EXTRACTED RECORDS:
↓

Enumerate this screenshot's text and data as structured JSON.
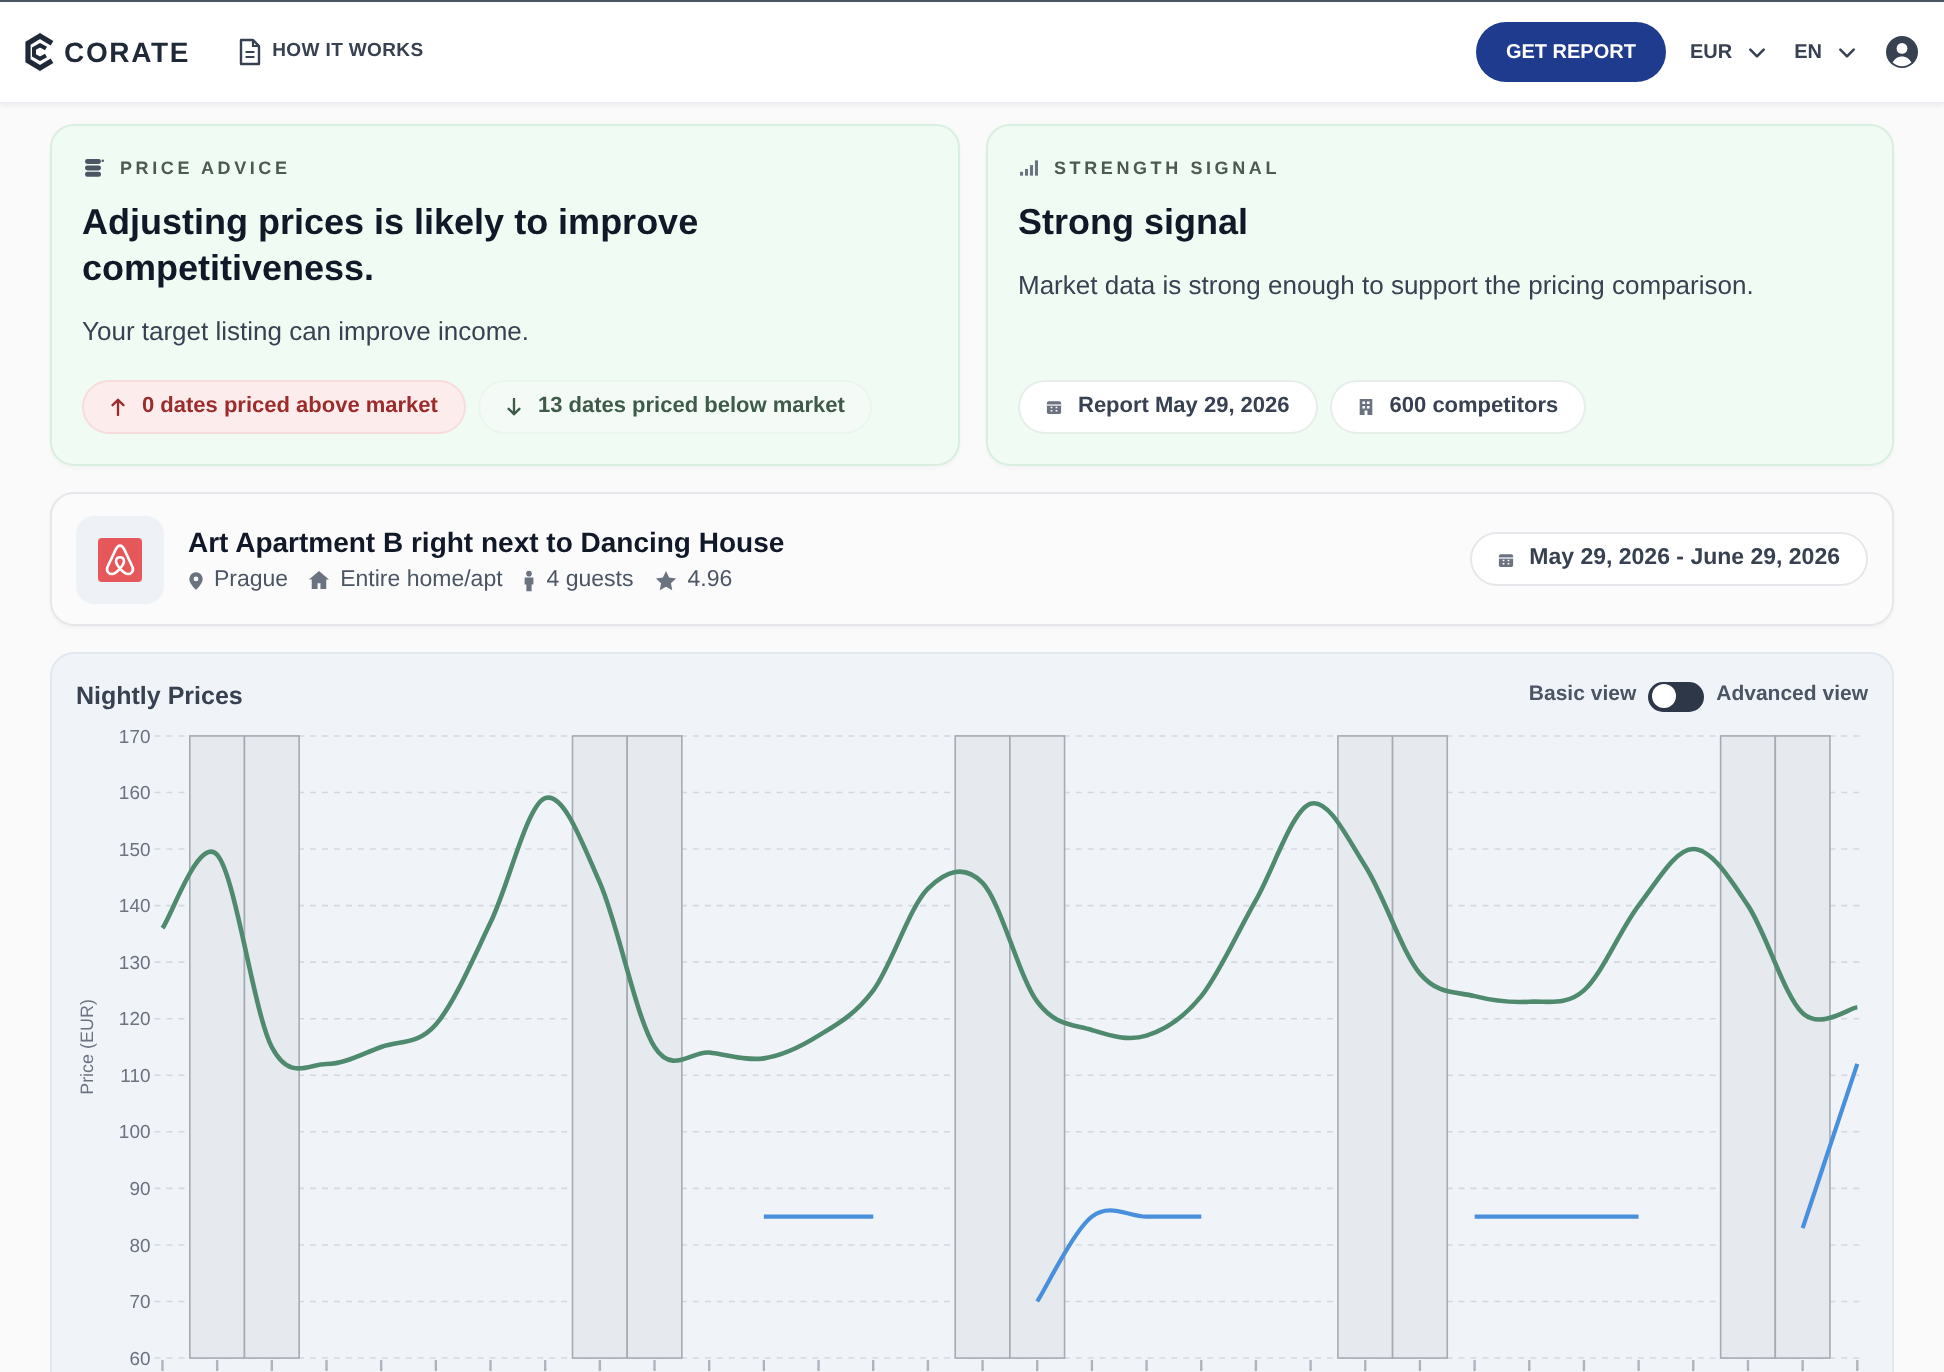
{
  "header": {
    "logo_text": "CORATE",
    "nav_link": "HOW IT WORKS",
    "cta_button": "GET REPORT",
    "currency": "EUR",
    "language": "EN"
  },
  "price_advice": {
    "label": "PRICE ADVICE",
    "heading": "Adjusting prices is likely to improve competitiveness.",
    "text": "Your target listing can improve income.",
    "pills": [
      {
        "kind": "up",
        "text": "0 dates priced above market"
      },
      {
        "kind": "down",
        "text": "13 dates priced below market"
      }
    ]
  },
  "strength_signal": {
    "label": "STRENGTH SIGNAL",
    "heading": "Strong signal",
    "text": "Market data is strong enough to support the pricing comparison.",
    "pills": [
      {
        "kind": "calendar",
        "text": "Report May 29, 2026"
      },
      {
        "kind": "building",
        "text": "600 competitors"
      }
    ]
  },
  "listing": {
    "title": "Art Apartment B right next to Dancing House",
    "details": [
      {
        "kind": "location",
        "text": "Prague"
      },
      {
        "kind": "home",
        "text": "Entire home/apt"
      },
      {
        "kind": "guests",
        "text": "4 guests"
      },
      {
        "kind": "rating",
        "text": "4.96"
      }
    ],
    "date_range": "May 29, 2026 - June 29, 2026"
  },
  "chart_panel": {
    "view_toggle": {
      "left_label": "Basic view",
      "right_label": "Advanced view",
      "on": false
    },
    "day_columns": [
      {
        "shaded": false
      },
      {
        "shaded": true
      },
      {
        "shaded": true
      },
      {
        "shaded": false
      },
      {
        "shaded": false
      },
      {
        "shaded": false
      },
      {
        "shaded": false
      },
      {
        "shaded": false
      },
      {
        "shaded": true
      },
      {
        "shaded": true
      },
      {
        "shaded": false
      },
      {
        "shaded": false
      },
      {
        "shaded": false
      },
      {
        "shaded": false
      },
      {
        "shaded": false
      },
      {
        "shaded": true
      },
      {
        "shaded": true
      },
      {
        "shaded": false
      },
      {
        "shaded": false
      },
      {
        "shaded": false
      },
      {
        "shaded": false
      },
      {
        "shaded": false
      },
      {
        "shaded": true
      },
      {
        "shaded": true
      },
      {
        "shaded": false
      },
      {
        "shaded": false
      },
      {
        "shaded": false
      },
      {
        "shaded": false
      },
      {
        "shaded": false
      },
      {
        "shaded": true
      },
      {
        "shaded": true
      },
      {
        "shaded": false
      }
    ],
    "chart_data": {
      "type": "line",
      "title": "Nightly Prices",
      "ylabel": "Price (EUR)",
      "ylim": [
        60,
        170
      ],
      "yticks": [
        60,
        70,
        80,
        90,
        100,
        110,
        120,
        130,
        140,
        150,
        160,
        170
      ],
      "grid": true,
      "series": [
        {
          "color": "#4f8a6e",
          "values": [
            136,
            149,
            115,
            112,
            115,
            119,
            137,
            159,
            144,
            115,
            114,
            113,
            117,
            125,
            143,
            144,
            123,
            118,
            117,
            124,
            141,
            158,
            147,
            128,
            124,
            123,
            125,
            140,
            150,
            140,
            121,
            122
          ]
        },
        {
          "color": "#4a8fdb",
          "values": [
            null,
            null,
            null,
            null,
            null,
            null,
            null,
            null,
            null,
            null,
            null,
            85,
            85,
            85,
            null,
            null,
            70,
            85,
            85,
            85,
            null,
            null,
            null,
            null,
            85,
            85,
            85,
            85,
            null,
            null,
            83,
            112
          ]
        }
      ]
    }
  }
}
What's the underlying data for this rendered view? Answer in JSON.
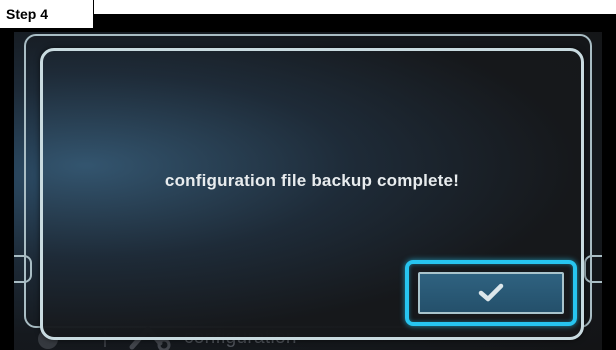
{
  "step_label": "Step 4",
  "background": {
    "footer_label": "configuration",
    "footer_icon": "wrench-screwdriver-icon"
  },
  "dialog": {
    "message": "configuration file backup complete!",
    "confirm_icon": "checkmark-icon"
  },
  "colors": {
    "highlight": "#27c5f0",
    "dialog_border": "#c9dbe0",
    "button_fill": "#2a5a78"
  }
}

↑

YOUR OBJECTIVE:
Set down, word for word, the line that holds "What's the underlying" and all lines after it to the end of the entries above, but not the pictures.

OUTPUT BELOW:
What's the underlying data for this rendered view? Answer in JSON.
{
  "step_label": "Step 4",
  "background": {
    "footer_label": "configuration",
    "footer_icon": "wrench-screwdriver-icon"
  },
  "dialog": {
    "message": "configuration file backup complete!",
    "confirm_icon": "checkmark-icon"
  },
  "colors": {
    "highlight": "#27c5f0",
    "dialog_border": "#c9dbe0",
    "button_fill": "#2a5a78"
  }
}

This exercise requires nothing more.